- The Netherlands recently reached a major milestone: 25% of their new car sales were electric vehicles. Part of the appeal: the Netherlands waived the sales tax on EVs and has invested heavily in charging stations. Maybe a good lesson for California as EV rebate money runs out? Waiving the sales tax on EVs, if it could pass the Legislature, would be a great incentive for purchase.
- Most Nissan LEAF, Chevy Volt, and Toyota Plug-In Prius customers were motivated by the environmental benefits and fuel savings. Tesla customers, however, were primarily motivated by vehicle performance and access to new technology. Survey results found here (collected by the entity that sends out vehicle rebates, which is a great source of market data like these).
- Most electric vehicle customers skew to the older, whiter, more highly educated, and male demographic.
- HOV (carpool) lane access was an “extremely or a very important purchase motivation” for 59% of EV customers. This bodes poorly for California as the state is running out of carpool lane stickers to distribute — like in a matter of months. The Governor’s Office vowed to make addressing this need a priority.
- California sales of EVs currently represent one-third of the national market, with 64,649 sold to date.

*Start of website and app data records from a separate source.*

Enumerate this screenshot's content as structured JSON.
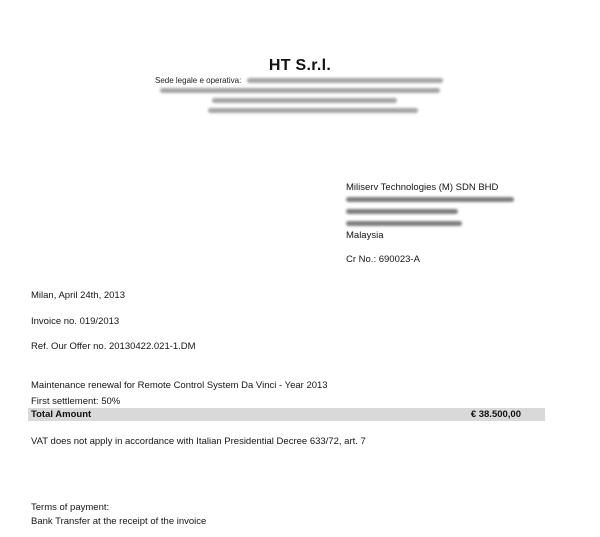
{
  "letterhead": {
    "company_name": "HT S.r.l.",
    "office_label": "Sede legale e operativa:"
  },
  "recipient": {
    "name": "Miliserv Technologies (M) SDN BHD",
    "country": "Malaysia",
    "cr_no": "Cr No.: 690023-A"
  },
  "letter": {
    "date_line": "Milan, April 24th, 2013",
    "invoice_no": "Invoice no. 019/2013",
    "reference": "Ref. Our Offer no. 20130422.021-1.DM",
    "description": "Maintenance renewal for Remote Control System Da Vinci - Year 2013",
    "settlement": "First settlement: 50%",
    "total_label": "Total Amount",
    "total_value": "€ 38.500,00",
    "vat_note": "VAT does not apply in accordance with Italian Presidential Decree 633/72, art. 7",
    "terms_heading": "Terms of payment:",
    "terms_text": "Bank Transfer at the receipt of the invoice"
  },
  "colors": {
    "text": "#151515",
    "total_bar": "#d9d9d9",
    "redaction": "#9a9a9a"
  }
}
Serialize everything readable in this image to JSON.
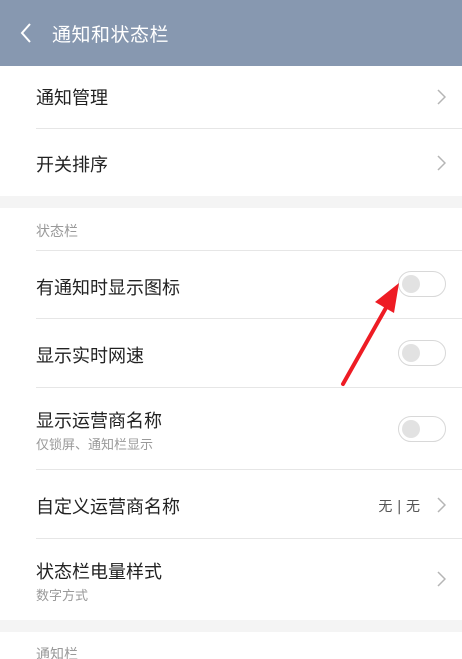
{
  "header": {
    "title": "通知和状态栏"
  },
  "items": {
    "notification_management": {
      "label": "通知管理"
    },
    "toggle_order": {
      "label": "开关排序"
    },
    "show_icon": {
      "label": "有通知时显示图标",
      "enabled": false
    },
    "realtime_speed": {
      "label": "显示实时网速",
      "enabled": false
    },
    "carrier_name": {
      "label": "显示运营商名称",
      "sub": "仅锁屏、通知栏显示",
      "enabled": false
    },
    "custom_carrier": {
      "label": "自定义运营商名称",
      "value": "无 | 无"
    },
    "battery_style": {
      "label": "状态栏电量样式",
      "sub": "数字方式"
    }
  },
  "sections": {
    "status_bar": "状态栏",
    "notification_bar": "通知栏"
  },
  "colors": {
    "header_bg": "#8798b0",
    "annotation_arrow": "#ee1c24"
  }
}
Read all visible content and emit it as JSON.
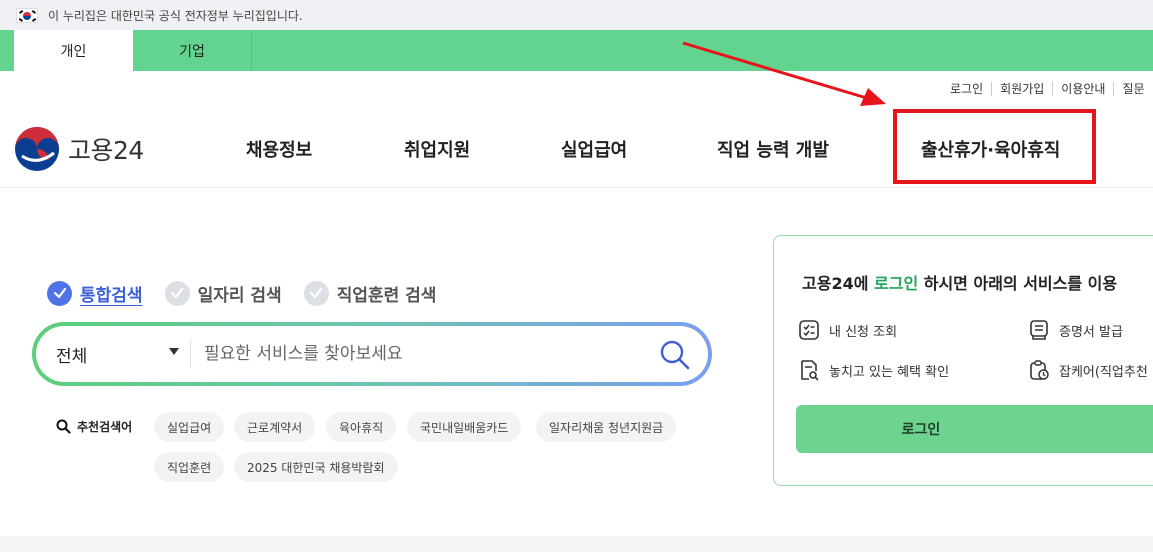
{
  "gov_banner": {
    "text": "이 누리집은 대한민국 공식 전자정부 누리집입니다."
  },
  "tabs": [
    {
      "label": "개인",
      "active": true
    },
    {
      "label": "기업",
      "active": false
    }
  ],
  "util_links": [
    "로그인",
    "회원가입",
    "이용안내",
    "질문"
  ],
  "logo": {
    "text": "고용24"
  },
  "gnb": [
    "채용정보",
    "취업지원",
    "실업급여",
    "직업 능력 개발",
    "출산휴가·육아휴직"
  ],
  "search": {
    "options": [
      {
        "label": "통합검색",
        "checked": true
      },
      {
        "label": "일자리 검색",
        "checked": false
      },
      {
        "label": "직업훈련 검색",
        "checked": false
      }
    ],
    "category": "전체",
    "placeholder": "필요한 서비스를 찾아보세요",
    "value": ""
  },
  "recommended": {
    "label": "추천검색어",
    "keywords": [
      "실업급여",
      "근로계약서",
      "육아휴직",
      "국민내일배움카드",
      "일자리채움 청년지원금",
      "직업훈련",
      "2025 대한민국 채용박람회"
    ]
  },
  "login_panel": {
    "message_prefix": "고용24에 ",
    "message_highlight": "로그인",
    "message_suffix": " 하시면 아래의 서비스를 이용",
    "services": [
      "내 신청 조회",
      "증명서 발급",
      "놓치고 있는 혜택 확인",
      "잡케어(직업추천"
    ],
    "button_label": "로그인"
  },
  "colors": {
    "brand_green": "#63d490",
    "check_blue": "#4f73e6",
    "highlight_green": "#22a35a",
    "annotation_red": "#e8141b"
  }
}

The sales graph is definitely looking like a hockey stick, which is an incredible advance for the technology.
- An electric utility rep says that sales of California’s low carbon fuel credits could mean $200 a year back in the pockets of EV drivers. The low carbon fuel standard is part of California’s efforts to reduce greenhouse gas emissions to 1990 levels by 2020, and it requires fuel refiners to either limit the carbon content of their fuel or purchase credits on the open market. Since electric utilities are providing low-carbon fuel (electricity) to their EV customers, the utilities get to sell the credit to oil companies and then return the money to the EV drivers. And if the utility is saying $200 a year, it’s probably more like $500 a year, which is basically free charging at home for most EV drivers.
- Atlanta is the number 2 market in the US for Nissan LEAFs, due to HOV access and other state incentives in a congested urban area. San Francisco is #1 and Honolulu is #6 (and it could rise to the top in terms of percent of EVs sold each year). Even Nashville clocked in at #9. I like see red state cities showing up on this list. EVs should be a bipartisan priority.
Ultimately, the Friday convening was a success in terms of sharing the latest information, providing participants with a chance to influence state priorities on EVs, and giving people in the field a motivational boost. The state is doing incredibly well in terms of EV adoption, as the hockey stick sales graph and anecdotal observations can attest. Look for the key near-term priorities to be an extension of the HOV sticker program and making that low carbon fuel standard rebate happen quickly.
Full speed ahead, California EV drivers and those who will soon be one!